[Data records for software interfaces]
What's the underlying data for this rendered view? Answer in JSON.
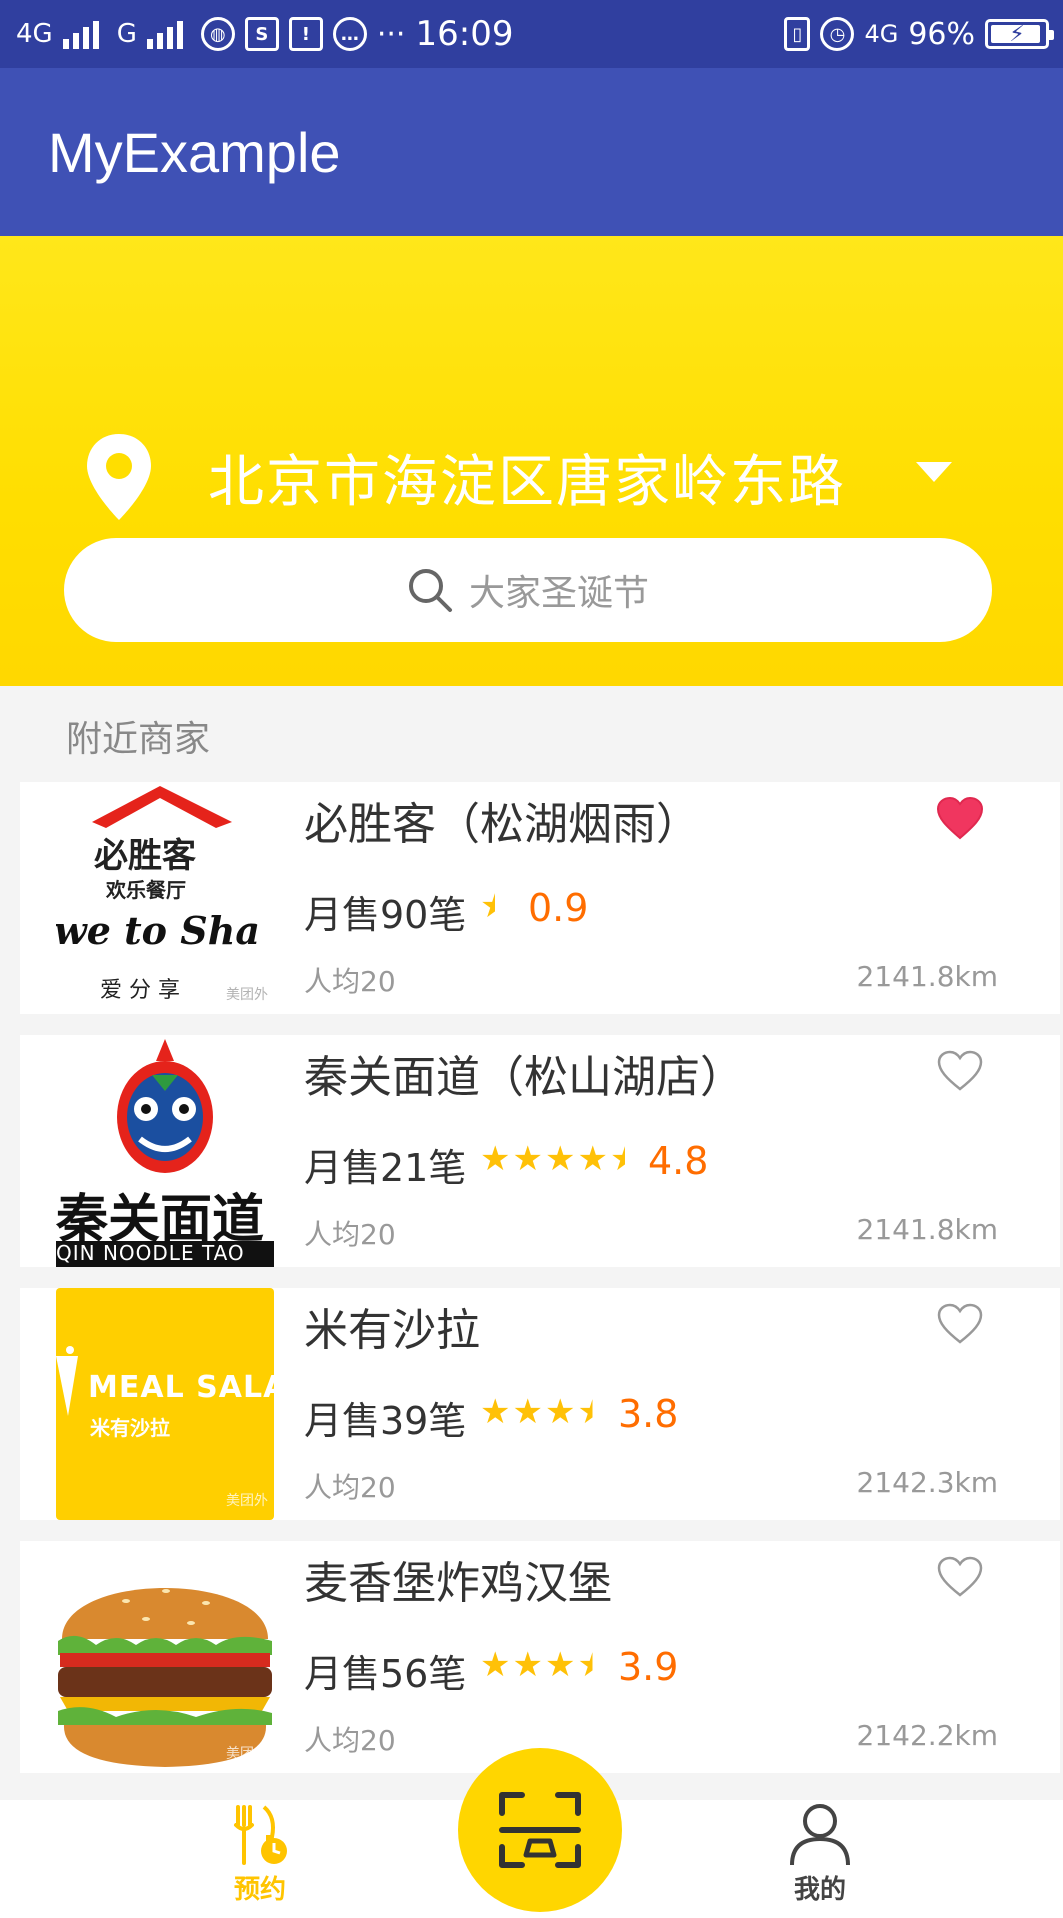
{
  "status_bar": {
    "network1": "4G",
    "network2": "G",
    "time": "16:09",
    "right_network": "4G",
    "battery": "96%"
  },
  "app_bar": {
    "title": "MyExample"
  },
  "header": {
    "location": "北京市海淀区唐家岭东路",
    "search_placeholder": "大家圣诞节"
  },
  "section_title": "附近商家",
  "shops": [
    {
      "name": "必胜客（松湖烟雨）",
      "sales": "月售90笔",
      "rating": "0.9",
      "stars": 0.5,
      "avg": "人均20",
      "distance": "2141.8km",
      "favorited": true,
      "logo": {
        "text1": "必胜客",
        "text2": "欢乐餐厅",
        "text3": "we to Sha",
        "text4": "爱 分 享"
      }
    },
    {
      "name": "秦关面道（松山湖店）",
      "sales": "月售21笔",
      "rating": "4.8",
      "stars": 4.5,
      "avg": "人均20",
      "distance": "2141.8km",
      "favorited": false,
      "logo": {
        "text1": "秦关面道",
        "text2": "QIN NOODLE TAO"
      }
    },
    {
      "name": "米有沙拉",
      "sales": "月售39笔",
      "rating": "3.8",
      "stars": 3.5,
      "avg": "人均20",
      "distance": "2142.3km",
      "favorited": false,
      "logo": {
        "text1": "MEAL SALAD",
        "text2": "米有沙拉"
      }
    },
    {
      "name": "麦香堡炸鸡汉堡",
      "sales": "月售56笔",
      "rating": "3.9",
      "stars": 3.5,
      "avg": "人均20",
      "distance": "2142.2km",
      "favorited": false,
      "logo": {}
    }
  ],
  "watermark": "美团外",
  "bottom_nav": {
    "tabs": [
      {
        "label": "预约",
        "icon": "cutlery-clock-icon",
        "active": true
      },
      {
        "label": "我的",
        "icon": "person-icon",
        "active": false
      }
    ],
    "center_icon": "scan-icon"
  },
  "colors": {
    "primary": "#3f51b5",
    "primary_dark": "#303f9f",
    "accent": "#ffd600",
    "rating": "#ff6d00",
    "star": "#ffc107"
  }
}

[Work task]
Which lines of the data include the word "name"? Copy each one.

[Your solution]
      "name": "必胜客（松湖烟雨）",
      "name": "秦关面道（松山湖店）",
      "name": "米有沙拉",
      "name": "麦香堡炸鸡汉堡",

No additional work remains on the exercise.